Whether you believe in star signs or not, this lovely editorial is certainly fun to browse. Pretty happy with my Cancerian Annacat dress, modelled by Stephanie Farrow, but greatly envy the Aries and Scorpio threads.
(Also, please don’t shout at me about the furs. I don’t like them either but it would be weird to leave out Leo and Aquarius. Just pretend they’re fake…)
Suddenly this summer the shops are selling masses of hats that before would have only been dug up for garden parties, weddings, sports days or camping it up. For years magazines and designers have shown their clothes with hats, but they don’t usually turn up in the street. Fashion editors often feature ‘picture hats’ like those on the previous page posed in some romantic setting or framing an immaculate new make-up, but one never actually sees them on a number 19 bus. Now hats have gone the way of all clothes; there are no rules; you can wear anything with anything. Any hat, whether it’s wide-brimmed and floppy with half a haberdashery department stuck over it, or a small crocheted cloche pinned with a bunch of plastic fruit, i fine with either nostalgic Forties’ dresses or a dirty old pair of jeans. And you can still wear it to a wedding if you want to.
Modelled by Jean Shrimpton.
Photographed by Hans Feurer.
Scanned from The Sunday Times Magazine, June 20th 1971.
As it’s my *cough* 40th *cough* birthday next week, I thought I’d theme a few blog posts to celebrate. So this week, they will all be hailing from the July 1979 issue of 19 Magazine. It’s a fascinating period on the cusp between the decades, which I like to think had some kind of immense bearing on the person I am today. Being July I’m afraid it’s a bit swimsuit-heavy, but it’s also one of the greatest, most creative periods for swimwear which, in the case of Swanky Modes, is almost the purest distillation of their aesthetic.

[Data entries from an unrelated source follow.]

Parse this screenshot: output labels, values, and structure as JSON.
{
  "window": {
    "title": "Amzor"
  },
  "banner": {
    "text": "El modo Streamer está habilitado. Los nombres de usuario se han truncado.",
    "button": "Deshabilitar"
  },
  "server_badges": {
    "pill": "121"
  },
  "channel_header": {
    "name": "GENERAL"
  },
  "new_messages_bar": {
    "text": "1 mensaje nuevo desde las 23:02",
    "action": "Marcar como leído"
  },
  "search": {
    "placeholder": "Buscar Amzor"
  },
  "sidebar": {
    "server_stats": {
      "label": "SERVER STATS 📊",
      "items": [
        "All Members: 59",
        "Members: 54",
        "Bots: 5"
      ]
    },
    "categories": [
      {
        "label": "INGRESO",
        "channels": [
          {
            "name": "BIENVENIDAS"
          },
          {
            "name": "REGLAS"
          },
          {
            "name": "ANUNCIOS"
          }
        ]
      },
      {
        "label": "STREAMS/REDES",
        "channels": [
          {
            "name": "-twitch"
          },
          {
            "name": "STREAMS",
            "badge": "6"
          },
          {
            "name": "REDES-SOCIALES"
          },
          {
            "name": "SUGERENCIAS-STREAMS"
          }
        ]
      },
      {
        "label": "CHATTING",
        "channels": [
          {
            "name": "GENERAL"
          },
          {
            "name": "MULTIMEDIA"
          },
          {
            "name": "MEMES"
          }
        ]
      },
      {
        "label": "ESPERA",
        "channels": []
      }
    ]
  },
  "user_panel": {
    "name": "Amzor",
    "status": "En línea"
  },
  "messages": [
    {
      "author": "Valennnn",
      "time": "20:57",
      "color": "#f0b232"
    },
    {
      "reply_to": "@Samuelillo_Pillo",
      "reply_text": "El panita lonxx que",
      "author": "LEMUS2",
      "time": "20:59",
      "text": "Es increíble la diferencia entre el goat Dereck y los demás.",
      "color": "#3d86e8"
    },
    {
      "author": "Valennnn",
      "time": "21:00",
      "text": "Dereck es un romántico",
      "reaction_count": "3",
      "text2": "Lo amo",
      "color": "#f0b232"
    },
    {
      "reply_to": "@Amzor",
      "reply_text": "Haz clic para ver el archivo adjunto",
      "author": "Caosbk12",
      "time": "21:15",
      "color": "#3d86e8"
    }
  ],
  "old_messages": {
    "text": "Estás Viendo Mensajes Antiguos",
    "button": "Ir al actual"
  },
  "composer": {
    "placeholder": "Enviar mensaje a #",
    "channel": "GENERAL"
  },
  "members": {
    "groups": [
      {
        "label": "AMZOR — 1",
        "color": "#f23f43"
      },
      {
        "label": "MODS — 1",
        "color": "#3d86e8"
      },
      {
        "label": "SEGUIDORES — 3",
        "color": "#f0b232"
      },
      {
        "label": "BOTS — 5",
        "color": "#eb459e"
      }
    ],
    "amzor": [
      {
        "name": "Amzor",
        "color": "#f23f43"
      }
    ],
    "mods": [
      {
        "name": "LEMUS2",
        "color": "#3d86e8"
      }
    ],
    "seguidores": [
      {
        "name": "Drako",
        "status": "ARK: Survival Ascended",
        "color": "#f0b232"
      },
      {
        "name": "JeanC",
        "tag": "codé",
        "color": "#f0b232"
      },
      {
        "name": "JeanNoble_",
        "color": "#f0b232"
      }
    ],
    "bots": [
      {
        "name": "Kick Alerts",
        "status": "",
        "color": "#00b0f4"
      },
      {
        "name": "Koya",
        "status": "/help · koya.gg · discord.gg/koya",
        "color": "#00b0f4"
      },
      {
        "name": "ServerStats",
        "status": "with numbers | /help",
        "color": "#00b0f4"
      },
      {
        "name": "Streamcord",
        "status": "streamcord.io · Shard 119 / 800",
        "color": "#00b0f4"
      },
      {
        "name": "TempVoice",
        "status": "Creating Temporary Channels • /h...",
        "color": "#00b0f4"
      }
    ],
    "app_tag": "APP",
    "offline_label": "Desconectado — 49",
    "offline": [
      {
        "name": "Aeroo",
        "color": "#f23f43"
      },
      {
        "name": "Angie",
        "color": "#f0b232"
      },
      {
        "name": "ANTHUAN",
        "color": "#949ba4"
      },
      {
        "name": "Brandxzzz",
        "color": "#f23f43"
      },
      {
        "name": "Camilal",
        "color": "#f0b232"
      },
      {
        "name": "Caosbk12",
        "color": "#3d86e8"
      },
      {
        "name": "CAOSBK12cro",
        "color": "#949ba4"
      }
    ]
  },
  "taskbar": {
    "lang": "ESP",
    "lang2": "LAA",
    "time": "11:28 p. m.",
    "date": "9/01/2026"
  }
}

Photographed by Ku Khanh. Hair and make-up by Colin Booker.